To meet the expectations of today's tech-savvy students, colleges and universities are looking for ways to speed up their processes and provide better services for their No. 1 customer.
The results of a nationwide survey about technology in higher education suggest that the growth of mobile computing on campus has been dramatic in the last year, but that despite the attention paid to cloud computing, most universities are taking a wait-and-see approach for most applications beyond e-mail.
Berkeley College has selected Courseload, Inc. to provide digital material for the college’s online academic program.
Users of the Desire2Learn Learning Suite will have direct access to digital materials from Cengage Learning thanks to a partnership between the two companies announced last week.
Western Governors University has gone public with its use of a service that delivers textbooks in digital form to its students through its online learning environment.
Indiana University (IU) has negotiated new publisher agreements that are expected to reduce the costs of e-textbooks for students, extend the periods in which they have access to the texts, and give them more flexibility in how they use the digital material.
The Saylor Foundation is offering $20,000 to college textbook authors willing to allow free use of their publications by students and educators. The deadline for the first wave of funding is Nov. 1.
Starting in August, Bellevue College in Washington added a service that enables its bookstore shoppers to compare the price of alternative sources for textbooks and even buy them from the online store of their choosing. The comparison also includes estimated shipping costs.

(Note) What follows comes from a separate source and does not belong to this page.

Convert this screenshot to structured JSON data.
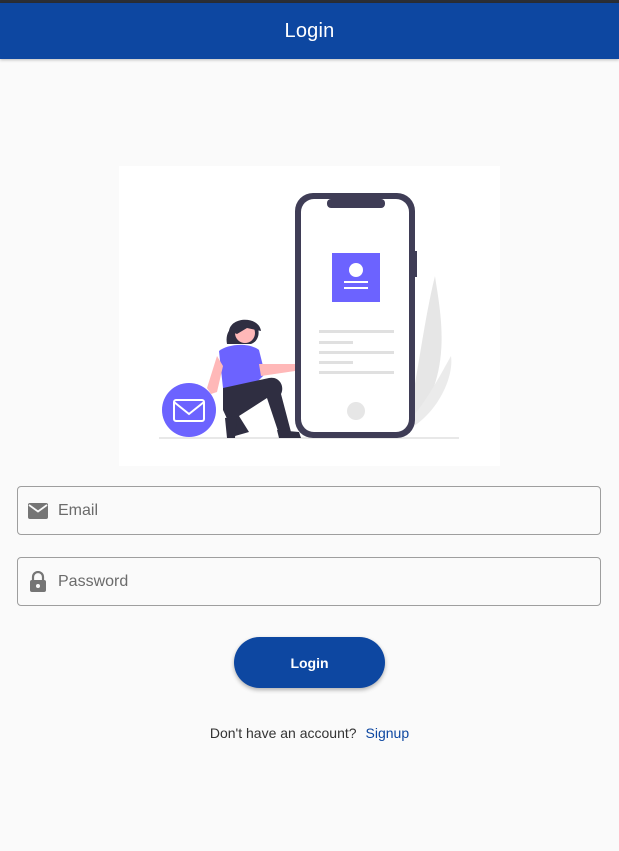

Eminata Group, which runs six for-profit colleges and universities on 38 campuses in 22 Canadian cities, will be replacing traditional textbooks with digital ones over the next three years in a new deal with Pearson.
A company that's converting textbooks into iPad apps has just released a new version of its platform. Version 2.0 of Inkling has a new study group feature that lets readers of the textbook communicate with others in class or Facebook friends by posting questions and comments on a specific page.